Vet practices must lead from the front in responsible portrayal of animals in marketing, say leading veterinary organisations
4 December 2018
The British Veterinary Association (BVA) is calling on advertisers as well as veterinary practices to give full thought to the way in which animals are depicted in their marketing and communications in order to encourage responsible pet ownership and positive animal health and welfare outcomes.
Eight in ten vets in the UK (83%) say they are concerned about the inappropriate representation of animals in adverts, with dogs, cats and rabbits topping the most-cited species featuring in such ‘bad-ads’, the British Veterinary Association’s (BVA) Autumn 2018 Voice of the Veterinary Profession survey reveals. More than two in five vets (44%) recalled seeing adverts in the past month that featured images of pet animals unable to exhibit normal behaviour, depicted in an unsafe scenario (31%), or shown in an unsuitable environment (24%), among other concerns.
To help advertising companies and veterinary practices promote positive welfare across a range of companion animal species, BVA has launched an authoritative set of pet advertising guidelines today (4 December) with support from members of the Veterinary Animal Welfare Coalition, comprising the British Small Animal Veterinary Association, British Veterinary Zoological Society, British Veterinary Nursing Association, Blue Cross, PDSA, RSPCA and the Scottish SPCA.
BVA’s guidelines, ‘Pets in advertising: A social concern’, identify good practice guidance as well as common mistakes in portraying pets, whether real or cartoon and computer-generated (CGI), across each of the five animal welfare needs set out in the UK Animal Welfare Acts. Thus, brachycephalic dogs, cats or rabbits, teacup animals and rabbits shown individually or housed in tiny hutches would all be examples of imagery that should be avoided, unless it is to raise awareness about the specific health or welfare issue being showcased. The guidelines also encourage vets on set to give thought to the way in which animals are depicted, in addition to the health and welfare of the specific animal in their care, and to raise any concerns with the advertisers.

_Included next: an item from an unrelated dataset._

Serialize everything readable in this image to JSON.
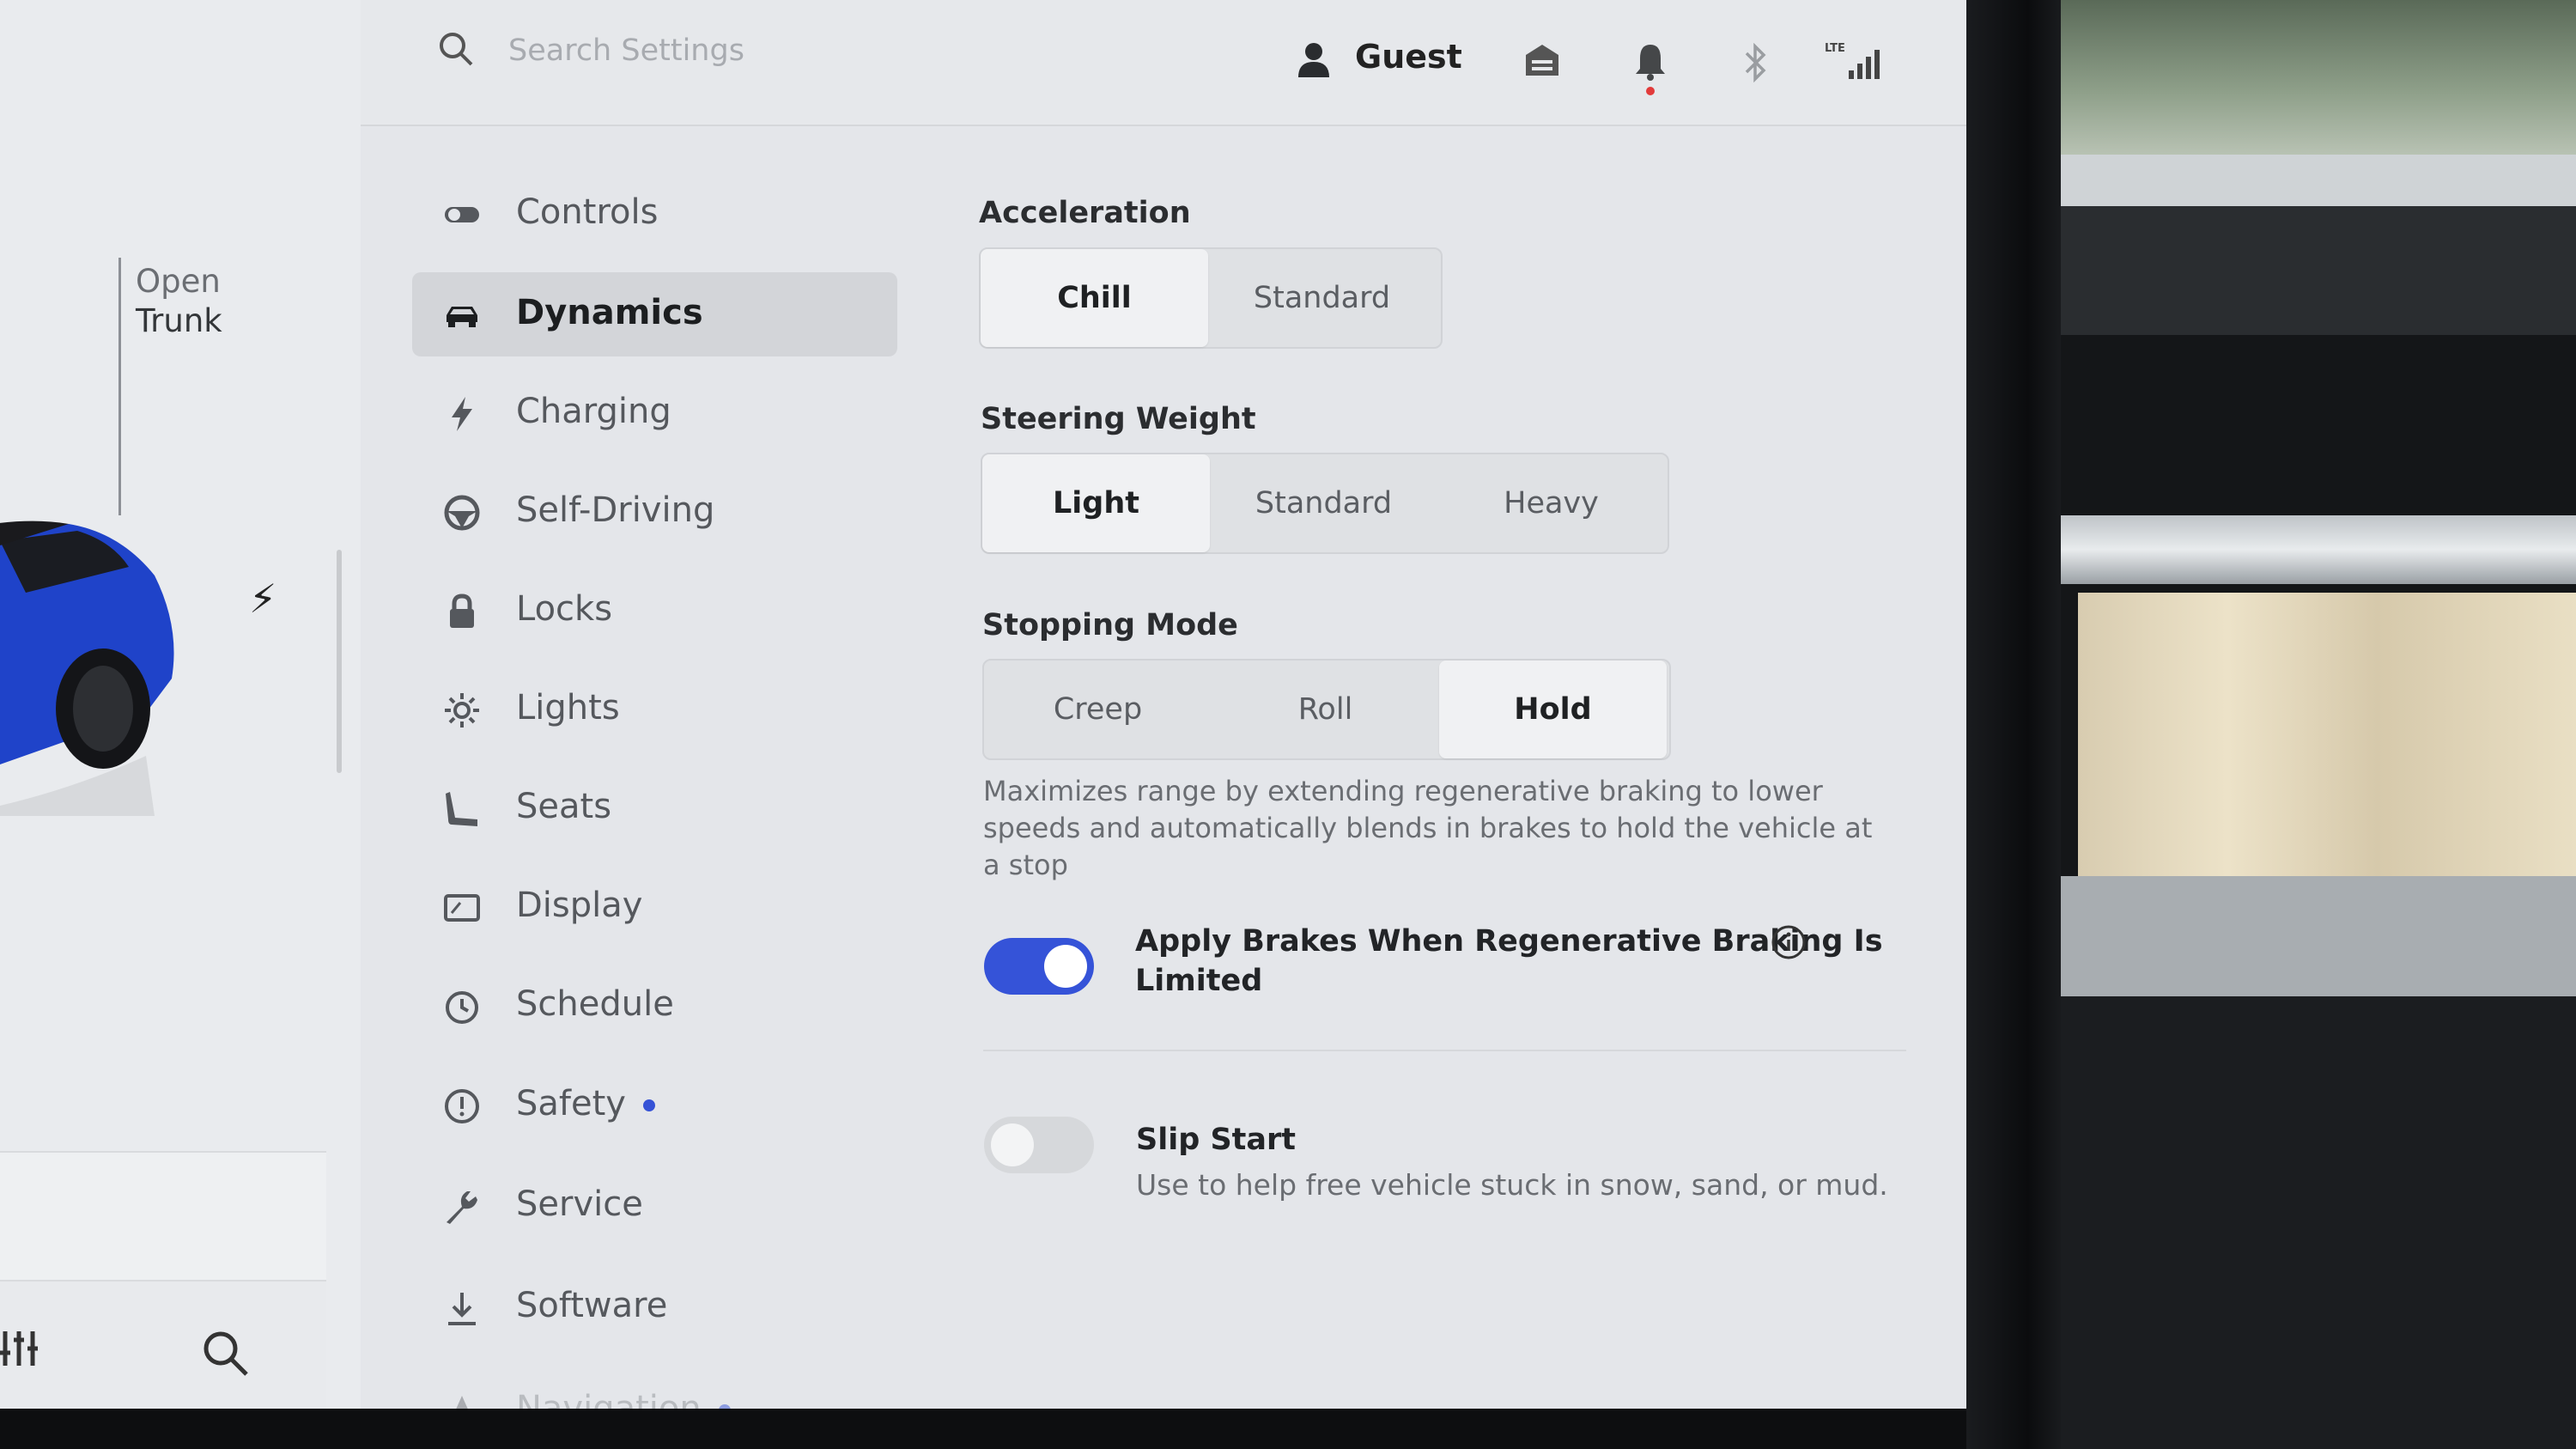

British Veterinary Association President Simon Doherty said:
“Just like television or print adverts created by big brands, any inappropriate use of imagery in our client-facing communications also has the potential to normalise hereditary defects, poor welfare, and inappropriate diet and housing, as well as drive demand for certain breeds with physical and behavioural problems that are not always recognised by the public.
“As an animal welfare focused profession, it is paramount that vets and vet nurses take the lead in ensuring clients are presented with visuals that support responsible pet ownership and positive animal health and welfare outcomes.
“It makes business sense too, as it gives veterinary practices an opportunity to enhance brand image, reputation and client loyalty. At BVA, we’ve been reviewing our own marketing and communication materials to remove any inappropriate depictions of animals, and we’d encourage practices to take the opportunity to do likewise.”
The Veterinary Marketing Association (VMA) has announced that it will be adding BVA’s new pet advertising guidelines for consideration across its judging criteria for all future VMA Annual Awards.
VMA chair Jane Manning said:
“The VMA’s mission is to drive excellence in veterinary marketing, and so it is important that we support BVA’s new pet advertising guidelines which will be introduced for consideration across the judging criteria for all entries to our Annual Awards.
“We want to encourage our colleagues working in veterinary marketing to support BVA’s initiative to promote responsible pet ownership and social concern. Our industry is derived from animal ownership, and so it’s our duty of care to ensure that welfare is a priority in the marketing of veterinary products and services.”
BVA’s survey revealed that the most commonly cited adverts, by more than three-quarters of vets, were those that showed pets with exaggerated features or extreme conformation, such as pugs or Persian cats. BVA’s #BreedtoBreathe campaign this year has highlighted how sustained efforts by the veterinary profession can help, as big brands including Marks & Spencer, HSBC and Lidl have pledged not to use images of flat-faced dogs in ads or on social media in future campaigns.
While BVA is sending out a copy of the guidance to all the big brands it has already engaged with, it is asking vets and vet nurses to contact any brands using animals inappropriately too, to let them know that the veterinary profession is there to help with their decision making. BVA has developed a template letter to aid the profession in reaching out to organisations.
BVA’s pet advertising guidelines and the template letter can be viewed at: www.bva.co.uk/advertising-guidelines/
If you are unsure of any of the guidance set out in this document or have a query that is not addressed, please contact BVA at email@example.com.